Fish and Game Wardens
Skills & Knowledge
Most Important Skills for Fish and Game Wardens
- Reading—Understanding written sentences and paragraphs in work related documents.
- Thinking Critically—Using logic and reasoning to identify the strengths and weaknesses of alternative solutions, conclusions or approaches to problems.
- Listening—Giving full attention to what other people are saying, taking time to understand the points being made, asking questions as appropriate, and not interrupting at inappropriate times.
- Speaking—Talking to others to convey information effectively.
- Being Aware of Others—Being aware of others' reactions and understanding why they react as they do.
- Learning New Things—Understanding the implications of new information for both current and future problem-solving and decision-making.
- Monitoring Performance—Monitoring/Assessing performance of yourself, other individuals, or organizations to make improvements or take corrective action.
- Coordinating with Others—Adjusting actions in relation to others' actions.
- Persuading Others—Persuading others to change their minds or behavior.
- Writing—Communicating effectively in writing as appropriate for the needs of the audience.
Most Important Knowledge Areas for Fish and Game Wardens
- Customer and Personal Service—Knowledge of principles and processes for providing customer and personal services. This includes customer needs assessment, meeting quality standards for services, and evaluation of customer satisfaction.
- Public Safety and Security—Knowledge of relevant equipment, policies, procedures, and strategies to promote effective local, state, or national security operations for the protection of people, data, property, and institutions.
- Law and Government—Knowledge of laws, legal codes, court procedures, precedents, government regulations, executive orders, agency rules, and the democratic political process.
- Biology—Knowledge of plant and animal organisms, their tissues, cells, functions, interdependencies, and interactions with each other and the environment.
- English Language—Knowledge of the structure and content of the English language including the meaning and spelling of words, rules of composition, and grammar.
- Geography—Knowledge of principles and methods for describing the features of land, sea, and air masses, including their physical characteristics, locations, interrelationships, and distribution of plant, animal, and human life.
- Psychology—Knowledge of human behavior and performance; individual differences in ability, personality, and interests; learning and motivation; psychological research methods; and the assessment and treatment of behavioral and affective disorders.
- Education and Training—Knowledge of principles and methods for curriculum and training design, teaching and instruction for individuals and groups, and the measurement of training effects.
- Clerical—Knowledge of administrative and clerical procedures and systems such as word processing, managing files and records, stenography and transcription, designing forms, and other office procedures and terminology.
- Computers and Electronics—Knowledge of circuit boards, processors, chips, electronic equipment, and computer hardware and software, including applications and programming.
Different careers may be a good fit for your personality or interests. This career is:
- Realistic—Realistic occupations frequently involve work activities that include practical, hands-on problems and solutions. They often deal with plants, animals, and real-world materials like wood, tools, and machinery.
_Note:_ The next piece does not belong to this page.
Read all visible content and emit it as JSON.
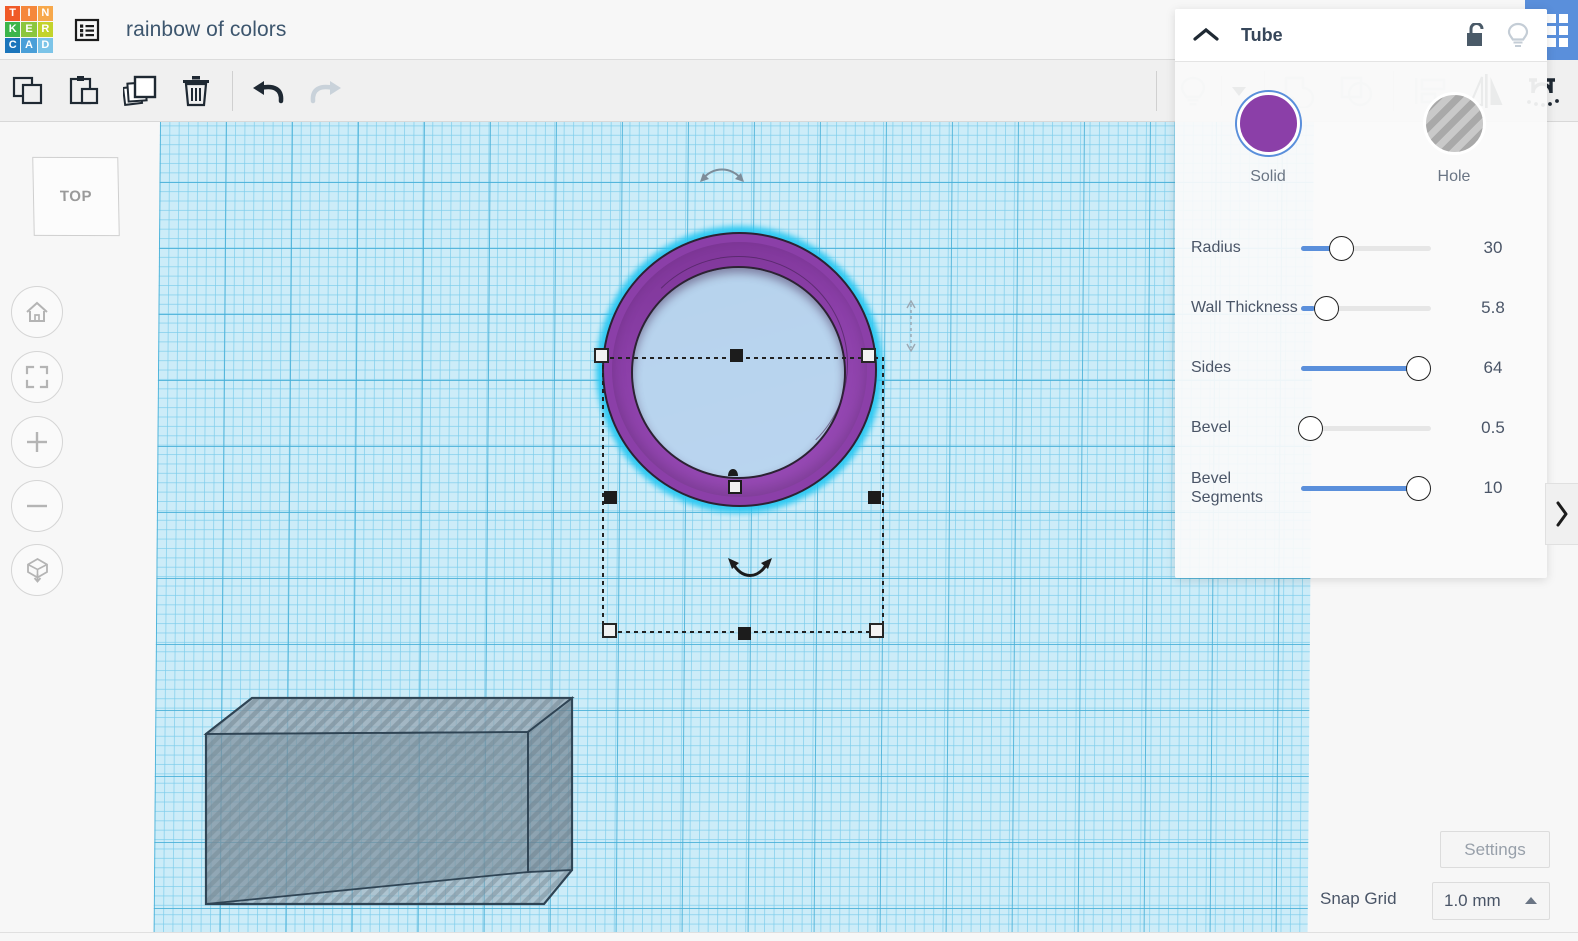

Many of the occupations require working outside, and do not involve a lot of paperwork or working closely with others.
- Investigative—Investigative occupations frequently involve working with ideas, and require an extensive amount of thinking. These occupations can involve searching for facts and figuring out problems mentally.
Learn more about your interests. Take the MnCareers Interest Assessment.
Describe Your Skills
People who have worked in this career typically perform the following tasks. These statements can help a prospective employer understand what you can do, on a resume or during an interview.
- Operating vehicles or equipment.
- Communicating with people outside your organization.
- Communicating with supervisors, co-workers, or people that work under you.
- Making decisions or solving problems.
- Collecting information from different sources.
- Identifying information by categorizing, comparing, or detecting changes in circumstances or events.
- Working directly with the public.
- Documenting or recording information.
The following careers use skills, knowledge, and abilities that are similar to those used for Fish and Game Wardens.
This page includes information from the O*NET 24.2 Database by the U.S. Department of Labor, Employment and Training Administration (USDOL/ETA). Used under the CC BY 4.0 license. O*NET® is a trademark of USDOL/ETA.
Source: You can learn about our data sources in the About Us section.